Codrington and a small team of medical workers and church volunteers exhorted passersby from a pop-up COVID-19 vaccination clinic at the intersection of Mass. Avenue and Melnea Cass Boulevard, known as Mass. and Cass. As the core of Boston’s homelessness and drug crisis, the area has become a hot button issue for residents and the five mayoral candidates.


Codrington, who battled drug addiction for decades, said she felt obliged to help.

“I was one of them for 30 years,” said Codrington, the clinic’s organizer and founder of Finding Hope in God, a ministry. “When you turn your back to them, you’re turning your back on me.”

The event was co-hosted by Framingham’s Metrowest Pharmacy and John Barros, a mayoral candidate and the city’s former chief of economic development.

Each mayoral candidate has presented plans to curb homelessness and opioid use. Barros has pledged to create an advisory position for mental health and substance use, hire more city workers to help people on the streets, and decentralize the city’s efforts to combat homelessness from Mass. and Cass to other areas.

“As we talk to different people down here, they need different things,” Barros said. “We need to be able to equip all of our workers with information on what they know and resources for what they mean.”

Dressed in a dark gray polo shirt, jeans, and black sneakers, Barros tried to counter misconceptions about the vaccine, such as its side effects. He said his support for the clinic was personal. Pointing down Mass. Avenue, he said he grew up just two blocks from the clinic and now lives five blocks away.


“I’m not spending time on these streets because these are voters,” Barros said. “I’m spending time on these streets because this is what politicians need to be doing.”

With multicolor Skechers, jeans, and a white tank top with a neon pink silhouette of a girl with an Afro, Codrington wore a path around the gas station. She handed out McDonald’s gift cards from a pink backpack, dispersed water bottles, and shared information about the vaccine to anyone who would listen.

Some said they had been vaccinated. Some said they had only gotten one dose. Some approached the clinic but left, intimidated by the questions asked at the signup table.

But some were convinced and ducked into a tent for a shot. Afterward, volunteers handed them black, drawstring backpacks with a mask, water, and a blue “I’ve been vaccinated” memento. When they administered the first dose of the day, Codrington and the volunteers cheered the participant on.

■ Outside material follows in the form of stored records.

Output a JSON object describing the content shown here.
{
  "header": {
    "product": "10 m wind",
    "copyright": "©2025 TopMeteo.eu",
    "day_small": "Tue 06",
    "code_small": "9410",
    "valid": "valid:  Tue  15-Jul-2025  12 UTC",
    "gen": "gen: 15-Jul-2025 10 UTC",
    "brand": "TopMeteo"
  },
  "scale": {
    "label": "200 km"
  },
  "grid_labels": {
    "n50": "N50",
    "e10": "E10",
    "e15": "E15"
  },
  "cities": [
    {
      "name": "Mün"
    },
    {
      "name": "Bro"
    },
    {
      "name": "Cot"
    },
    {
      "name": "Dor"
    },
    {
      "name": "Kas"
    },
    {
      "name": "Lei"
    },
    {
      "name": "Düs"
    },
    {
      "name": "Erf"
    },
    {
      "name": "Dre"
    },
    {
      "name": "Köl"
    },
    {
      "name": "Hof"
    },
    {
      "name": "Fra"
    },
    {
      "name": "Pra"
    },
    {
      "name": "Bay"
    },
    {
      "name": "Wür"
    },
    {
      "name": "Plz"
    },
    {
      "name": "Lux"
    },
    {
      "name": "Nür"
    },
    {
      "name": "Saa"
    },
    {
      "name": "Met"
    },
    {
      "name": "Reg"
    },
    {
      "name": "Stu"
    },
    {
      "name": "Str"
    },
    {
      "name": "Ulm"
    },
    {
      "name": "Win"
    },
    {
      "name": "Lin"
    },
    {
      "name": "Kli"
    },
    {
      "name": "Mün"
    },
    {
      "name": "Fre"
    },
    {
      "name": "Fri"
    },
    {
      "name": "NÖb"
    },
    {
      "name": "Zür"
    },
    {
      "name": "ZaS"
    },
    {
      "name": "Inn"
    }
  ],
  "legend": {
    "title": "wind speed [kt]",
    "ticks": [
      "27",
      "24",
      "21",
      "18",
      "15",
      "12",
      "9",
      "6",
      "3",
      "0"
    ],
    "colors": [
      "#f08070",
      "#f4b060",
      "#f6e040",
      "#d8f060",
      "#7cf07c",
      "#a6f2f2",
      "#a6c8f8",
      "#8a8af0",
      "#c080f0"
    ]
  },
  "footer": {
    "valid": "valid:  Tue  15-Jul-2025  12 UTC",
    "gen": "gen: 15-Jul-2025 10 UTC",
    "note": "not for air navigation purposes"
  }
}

The team came with 300 Johnson & Johnson vaccines, but used only 20. But Codrington remained hopeful. “We’ll be back,” she said.

Tiana Woodard is a Report for America corps member covering Black neighborhoods. She can be reached at Follow her @tianarochon.